How Drexel’s STAR Scholars Program Still Went According to Plan Despite Pandemic
By Beth Ann Downey
September 10, 2020
Though it takes place a full three terms after they arrive on campus, some first-year students who participate in Drexel University’s STAR Scholars program the summer going into their second year plan to do so even before they arrive on campus for the first time as Dragons.
However well they planned in advance, this year’s cohort of research scholars certainly couldn’t have expected what the COVID-19 pandemic would have in store for them and the program this summer. That is, completing research and final poster board presentations remotely, or having to defer their involvement in the program to the fall-winter or spring-summer terms of this coming academic year in order to participate in on-campus research as part of phase 2 of the University’s Research Ramp-Up Plan.

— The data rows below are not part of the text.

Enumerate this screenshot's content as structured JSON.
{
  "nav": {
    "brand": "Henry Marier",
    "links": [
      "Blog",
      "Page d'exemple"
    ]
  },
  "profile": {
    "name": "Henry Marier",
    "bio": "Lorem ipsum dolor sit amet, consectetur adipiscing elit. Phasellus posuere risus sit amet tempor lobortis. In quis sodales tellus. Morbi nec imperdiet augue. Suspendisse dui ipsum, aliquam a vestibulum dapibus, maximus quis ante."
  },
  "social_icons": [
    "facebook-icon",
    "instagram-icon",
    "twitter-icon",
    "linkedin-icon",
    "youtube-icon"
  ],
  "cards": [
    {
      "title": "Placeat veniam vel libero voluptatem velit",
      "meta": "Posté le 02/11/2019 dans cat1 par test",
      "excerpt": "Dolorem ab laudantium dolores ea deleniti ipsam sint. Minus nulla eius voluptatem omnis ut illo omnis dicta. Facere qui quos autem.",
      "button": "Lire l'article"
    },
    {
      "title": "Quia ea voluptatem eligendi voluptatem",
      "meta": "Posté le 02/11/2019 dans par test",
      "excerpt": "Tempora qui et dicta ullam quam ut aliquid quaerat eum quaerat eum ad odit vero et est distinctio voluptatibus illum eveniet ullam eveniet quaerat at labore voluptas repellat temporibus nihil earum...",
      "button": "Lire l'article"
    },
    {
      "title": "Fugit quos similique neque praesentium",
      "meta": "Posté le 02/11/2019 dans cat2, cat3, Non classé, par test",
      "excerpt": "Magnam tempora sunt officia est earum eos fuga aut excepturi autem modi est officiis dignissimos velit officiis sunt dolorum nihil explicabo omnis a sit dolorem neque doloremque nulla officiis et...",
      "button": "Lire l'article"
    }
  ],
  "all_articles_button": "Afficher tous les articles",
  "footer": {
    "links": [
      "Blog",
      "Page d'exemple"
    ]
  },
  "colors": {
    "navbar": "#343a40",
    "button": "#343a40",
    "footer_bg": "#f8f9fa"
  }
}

But like a lot of opportunities Drexel has to offer students, the pandemic couldn’t stop this program from moving forward one way or another.

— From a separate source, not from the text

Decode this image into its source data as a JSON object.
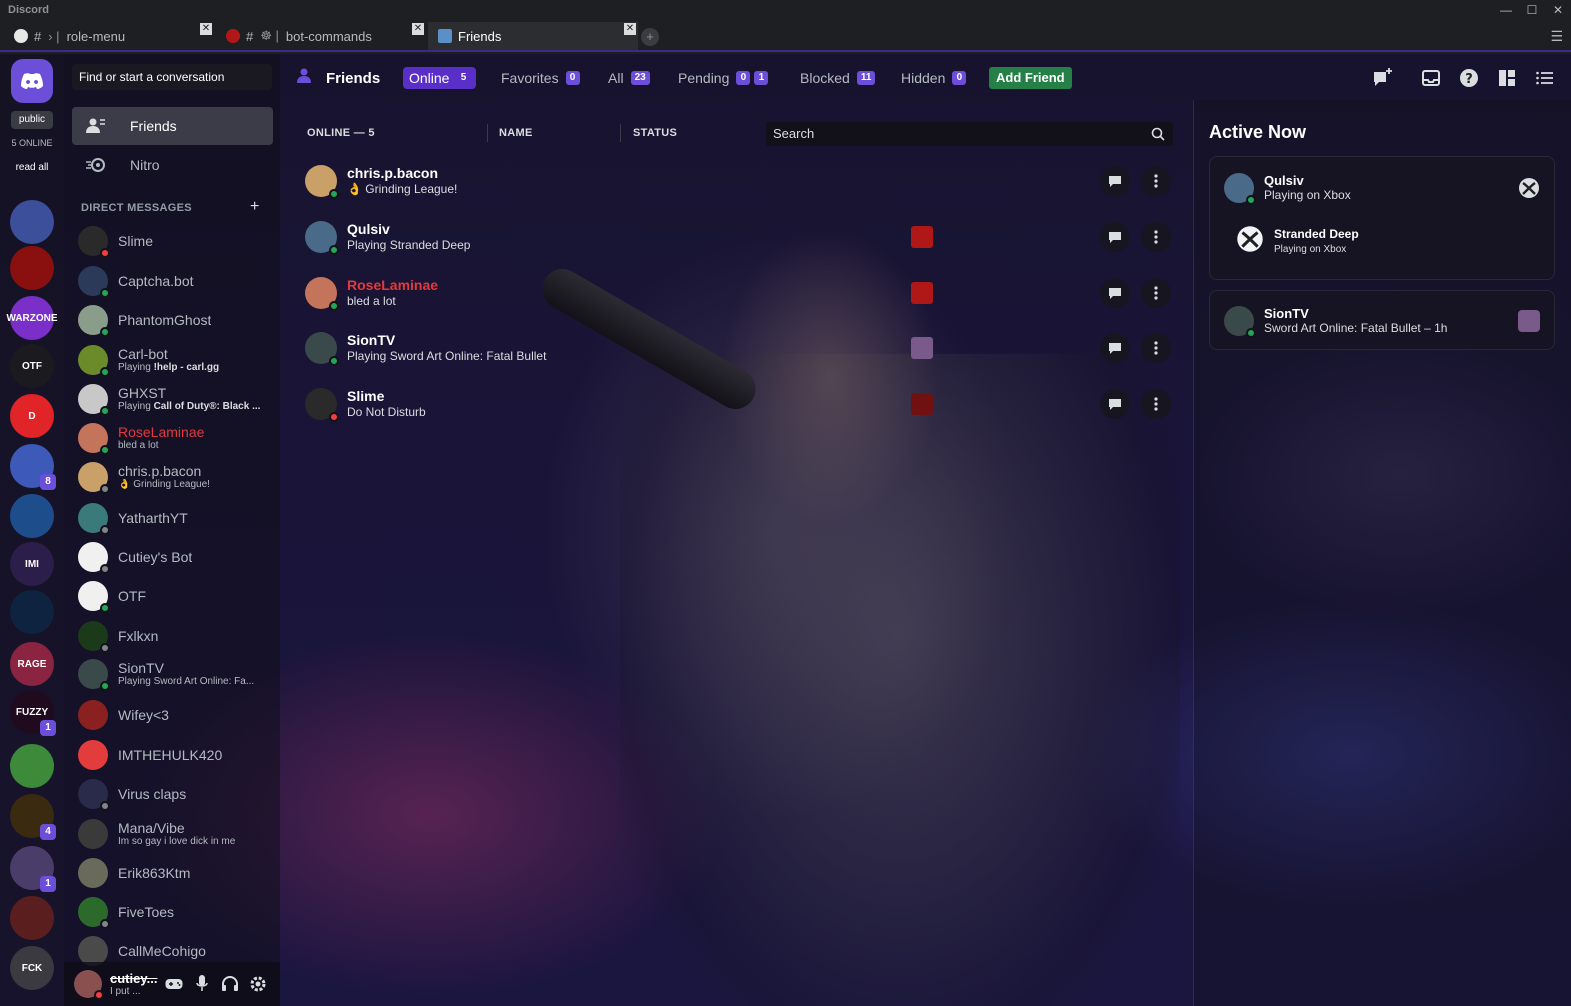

“As long as research was continuing at Drexel, we felt very strongly that our 2020 STAR Scholars could and should be able to participate in those activities,” said Jaya Mohan, director of Undergraduate Research and Enrichment Programs for the Pennoni Honors College. “We know the impact the STAR Scholars program has on our students, like increasing their confidence in their own abilities and helping them clarify their academic and professional goals, and we knew we had to do everything in our power to provide that experience to these students.”
Three of the 101 students from across disciplines who participated in the STAR Scholars program this summer spoke with DrexelNow of their experiences conducting research remotely under the tutelage of esteemed faculty mentors. They will present their findings during the annual STAR Scholars Summer Showcase, which will be hosted online this year for a full week starting on September 17 and is open to the Drexel community as well as the public.
Andrea Eleazar, a rising second-year majoring in public health at Drexel University. About one-third of first-year students who decide to participate in STAR Scholars and are accepted do so even before they arrive on campus. Whether it’s the stipend — which this year was raised from $3,500 to $4,500 for the summer because the students couldn’t be housed on campus — or the connections with faculty mentors that attract them, many like Andrea Eleazar do not find comparable programs available to first-year students at the other schools they apply to before choosing Drexel.
“STAR Scholars was actually one of the deciding factors of going to Drexel because of the money factor and also because of the one-on-one experience that you get with the mentor,” said Eleazar.
Keep reading Elezar’s story on Drexel Now